Residents of a UK coastal town were shocked to find a beached whale washed up on shore when they were strolling along the seafront yesterday.
The unfortunate creature - a sperm whale - was discovered by locals in Whitehaven, on the northwest coast of Cumbria.
It was attended to by scientists who were carrying out experiments on the stinking carcass to determine what had happened.
Or were they?
What is the whale sculpture in Cumbria?
“Me and my partner were walking into the town…and as we were walking down the street his next door neighbour yelled at us from his motorbike ‘you’ve got to see the whale'," says Frances Gallagher who is visiting Whitehaven for the weekend.
“When we got down there it was this massive, massive whale and it stank of fish and there was scientists on the beach.
"They were all wearing fleeces that said International Whale Association or something like that.
“I was just staring at it for ages. I couldn't believe it, it was amazing. Everyone was crowded around taking pictures."
But the whale is in fact a ‘hyper-real cultural intervention’ designed to provoke a reaction among residents of the port town.
The same model had already ‘washed up’ once this week, around 150 miles away on the opposite coast of Redcar, and will be making more stops on its tour of the UK.
"When we got home and my little brother told me it was a fake I was devastated,” Gallagher continues.
"A riddle from the deep. The beaching of a whale has always been a magical event. Villages trembled and were exhilarated when it happened,” say Eden Arts, the collective responsible for the work.
"This is what we reconstruct. At the same time the beached whale is a gigantic metaphor for the disruption of our ecological system.”
Climate change can cause an increase in stranded whales. As the seas warm longstanding chemical and biological compositions of the water will change, interfering with the echolocation systems of whales and confusing them.
Who made the beached whale sculpture?
The sculpture, which was created by a Belgian arts organisation called the Captain Boomer Collective, is surrounded by performers who carry out ‘experiments’ on the whale and engage the public.
It is part of the collective Eden Arts’ ‘66 Project’ designed to bring innovative artwork to the region of the UK spanned by the A66. This major road runs from the west coast of Cumbria to Teesmouth via County Durham and Carlisle.
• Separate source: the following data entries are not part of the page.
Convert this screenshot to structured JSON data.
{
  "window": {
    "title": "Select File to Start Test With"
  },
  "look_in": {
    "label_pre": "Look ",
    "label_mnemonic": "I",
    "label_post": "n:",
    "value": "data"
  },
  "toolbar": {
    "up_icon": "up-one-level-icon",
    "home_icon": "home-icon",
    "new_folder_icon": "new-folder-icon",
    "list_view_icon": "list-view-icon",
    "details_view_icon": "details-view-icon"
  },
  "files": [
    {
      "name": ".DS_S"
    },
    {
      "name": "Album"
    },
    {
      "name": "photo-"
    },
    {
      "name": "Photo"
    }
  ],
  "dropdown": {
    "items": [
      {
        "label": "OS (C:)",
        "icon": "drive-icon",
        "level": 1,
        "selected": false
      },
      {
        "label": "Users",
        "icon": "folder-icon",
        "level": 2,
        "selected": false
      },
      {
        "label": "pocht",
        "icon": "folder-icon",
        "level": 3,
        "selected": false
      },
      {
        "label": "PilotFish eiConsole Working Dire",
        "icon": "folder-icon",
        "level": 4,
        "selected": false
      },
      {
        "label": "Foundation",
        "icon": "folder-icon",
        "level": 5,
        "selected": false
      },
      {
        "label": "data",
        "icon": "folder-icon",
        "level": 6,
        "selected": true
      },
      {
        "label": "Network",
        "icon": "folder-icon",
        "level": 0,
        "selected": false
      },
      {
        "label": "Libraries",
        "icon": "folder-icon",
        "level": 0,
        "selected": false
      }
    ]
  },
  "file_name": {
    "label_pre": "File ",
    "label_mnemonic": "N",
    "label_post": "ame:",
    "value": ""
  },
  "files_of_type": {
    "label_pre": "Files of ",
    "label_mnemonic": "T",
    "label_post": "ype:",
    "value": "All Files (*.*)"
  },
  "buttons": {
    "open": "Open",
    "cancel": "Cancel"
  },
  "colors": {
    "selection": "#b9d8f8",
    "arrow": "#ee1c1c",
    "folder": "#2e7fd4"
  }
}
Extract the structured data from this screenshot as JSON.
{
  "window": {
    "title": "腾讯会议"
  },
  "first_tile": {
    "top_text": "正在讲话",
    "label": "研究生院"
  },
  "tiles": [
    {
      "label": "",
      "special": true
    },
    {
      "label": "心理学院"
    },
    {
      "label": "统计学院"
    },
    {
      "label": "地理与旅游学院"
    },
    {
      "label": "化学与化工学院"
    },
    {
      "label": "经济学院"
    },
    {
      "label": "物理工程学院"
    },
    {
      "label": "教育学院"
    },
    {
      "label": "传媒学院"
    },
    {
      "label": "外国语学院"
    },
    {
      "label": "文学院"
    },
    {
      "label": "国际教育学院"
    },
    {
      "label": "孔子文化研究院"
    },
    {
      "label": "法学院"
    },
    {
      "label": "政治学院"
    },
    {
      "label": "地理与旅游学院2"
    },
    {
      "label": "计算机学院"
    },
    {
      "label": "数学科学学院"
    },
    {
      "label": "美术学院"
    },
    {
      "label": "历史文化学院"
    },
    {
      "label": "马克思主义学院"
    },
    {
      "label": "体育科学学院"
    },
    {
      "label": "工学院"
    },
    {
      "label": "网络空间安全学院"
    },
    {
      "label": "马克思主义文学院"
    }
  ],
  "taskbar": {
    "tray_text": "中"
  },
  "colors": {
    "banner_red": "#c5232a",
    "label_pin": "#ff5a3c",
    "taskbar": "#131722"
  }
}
“Autopsy, sampling, dissection, etc are acted out in detail. We also show people parasites, teeth, samples of skin and (real) spermaceti oil. The site is often very popular with school classes and children,” says the collective.
“The psychological archetype of the dead big fish leaves no one untouched. It stirs and mobilises a local community. During our beachings, we see an intensive interaction among the crowd. People address each other, speculate and wonder. They offer help and ask for information.”
How common are beached whales?
Currently in Whitehaven until Saturday (28 May), it is not known where the fake cetacean will wash up next.
Real whales can become beached when they are trapped after swimming into shallow water or against currents.
In 2020 120 whales were rescued by locals who ushered them back into the water from a Sri Lankan beach.
Closer to home in Scotland, 10 long-finned pilot whales were saved after locals saw them entangled in seaweed on the beach of the remote island of Uist. Rescuers led by the charity British Divers Marine Life Rescue managed to save all of the marine animals.
Unless something is done about the world’s carbon emissions, events like this will become more common.